Like many people in the country, I returned to work this week. After weeks of lazy starts, days gently gardening and undertaking lockdown projects it has come as a bit of a shock.
The 4.30am alarm calls never get any easier to bare and it’s small wonder that my work trousers no longer fit when I normally spend the spring undertaking 6 hour long route marches across farmland while most people are commuting to offices.
This week I have outwitted herds of cows who surrounded me and threatened to lick my hire truck to death, spoken sweet nothings to ponies, wrestled with farm gates and shook up my insides while driving across rutted and lumpy land.
Still, it is great to be back, hearing the calls of the waders, chewing the fat with the farmers (by telephone) and watching as new life gets underway.
Enjoying the solitude while surveying on the marshes.
At the beginning of March few of us could foresee how rapidly life would change for us all.
Indeed for much of the month my work carried on as normal. Visiting sites, talking about land management and anticipating a great spring of wader surveys with the land looking wetter than ever.
At times this month I have thanked my lucky stars at having a job where social isolation is the norm. In fact I have often felt that in order to do much of my job you have to be someone very good at dealing with your own company as I spend long days on my own on the marshes with only the sheep to talk to.
As the month progressed and the impact of the virus on everyone’s life became apparent I still felt that, in my working world at least, I was immune. Right up until the lock down I was spending days wandering fields with skylarks singing overhead and the waves crashing on the shore of the Thames.
Out there, in the fields, life felt normal and panic buying and worries over the health of loved ones seemed many miles away. I have been extremely grateful for every moment out on site this month.
I have also been very grateful to keep working. Throughout March I have been working with Natural England on a fabulous project undertaking assessments on designated sites across North Kent. Most of the sites have RAMSAR, SPA and SSSI status and my role was to visit sites and update the assessment.
This involved looking at the general condition of the land for wintering and breeding wildfowl and waders, undertaking a search for water vole signs and testing water quality for nitrates and phosphates.
Most of the sites were well known to me through my work on the North Kent Marshes Breeding Wader project but I also had the opportunity to visit one or two totally new sites which was a real treat and gave me an insight into how many areas would be suitable for breeding waders given the right advice and management.
Luckily all the site visits were completed before the lockdown and the last two weeks have been spent indoors busily typing up the results.

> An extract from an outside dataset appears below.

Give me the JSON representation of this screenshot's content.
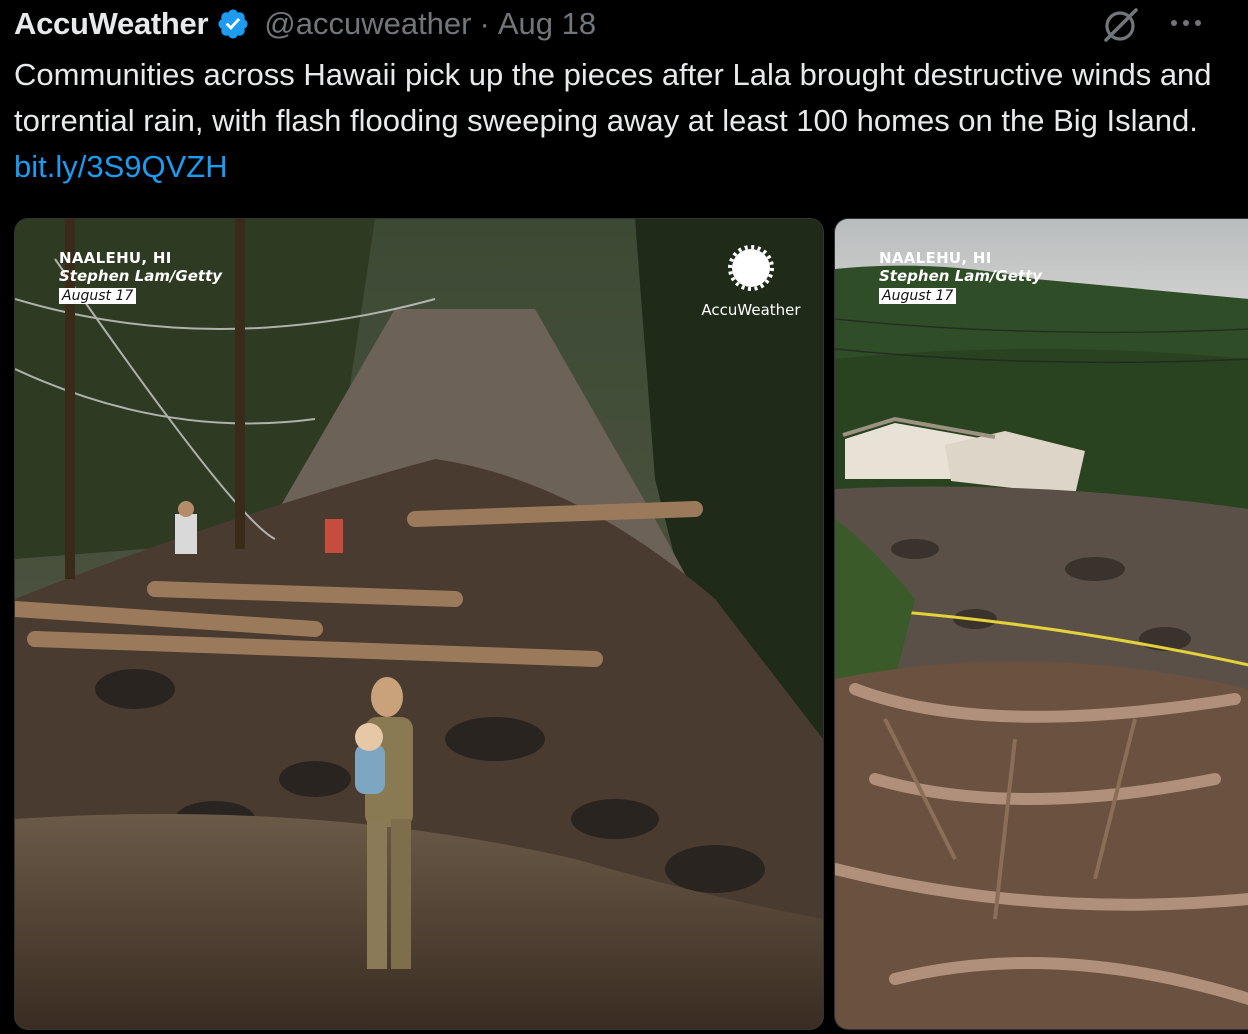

Normally being stuck indoors on a laptop as spring progresses outside would drive me mad but, with travel restricted, even this has given me the opportunity to walk the marshes, if only in my mind. At times the sad news of rising death tolls has been forgotten as in my head I spotted snipe in the rushes or warily eyed the cattle in the next field.
With the opportunity for undertaking my normal survey work currently looking remote I will remember those moments this spring and look forward to a time when I can get back out into the fields again
A couple of weeks ago I joined the Medway Swale Estuary Partnership on a trip up the Medway River looking for litter hotspots and revisiting some of the places that inspired me to write my book On the Marshes.
My beloved Micra has had a reprieve. Just when I felt sure I would have to scrap it and had found a wonderful company that organises this for you and gives the profit to charity, then it has been saved by the only person in Kent who loves their Micra’s more than me.
One of my blessed marshland farmer’s has bought it for his collection and it will now serve out it’s retirement living in his hay barn and being driven across the farm. This seems a fitting place for the car that I slept in when completing my journey for my book On the Marshes. In recent years the car has had more celebrity status than me so I am glad I have found it a good home.
The hair’s gone crazy but the scenery’s atmospheric at Dan’s Dock on the Isle of Sheppey.
On the Marshes Walk,
August 10th 2019,
10.00am – 12.00pm,
Elmley Nature Reserve
As part of the Sheppey Shorelines Festival I am taking a morning stroll around this lesser known part of the Elmley Nature Reserve. Join me as I relive my daddy-long-leg horror on Elmley Hill and tell you a little about the history and wildlife of this lesser known corner of Sheppey.
The walk is free but the Elmley Conservation Trust request a £5 parking charge.
Booking Essential – email email@example.com to book a place.
Join me for a stroll at dusk across the RSPB reserve at Northward Hill in Kent where I reminisce in the cherry orchard and hope to catch a glimpse of the spectacular rook roost.
New Year’s resolutions have started early and I have created my first Nature Notes vlog. Follow me on a tour of St Mary’s Church, Lower Higham. It was here I began and ended my book On the Marshes. I plan to do many more of these tours in the next few months so keep your eyes peeled.
Mark Avery and I swapped books at the recent Kent Ornithological Society conference where we were both speaking and has kindly put a review by Ian Carter on his blog. Mark’s book, Inglorious, is next on my reading list and no doubt I will return the favour.
Read the view here
Join me and writer Peggy Riley for a glass of prosecco and a chat at Harbour Books in Whitstable this Thursday.
So excited to see my book in paperback. It looks great. Now better crack on with the new book!!!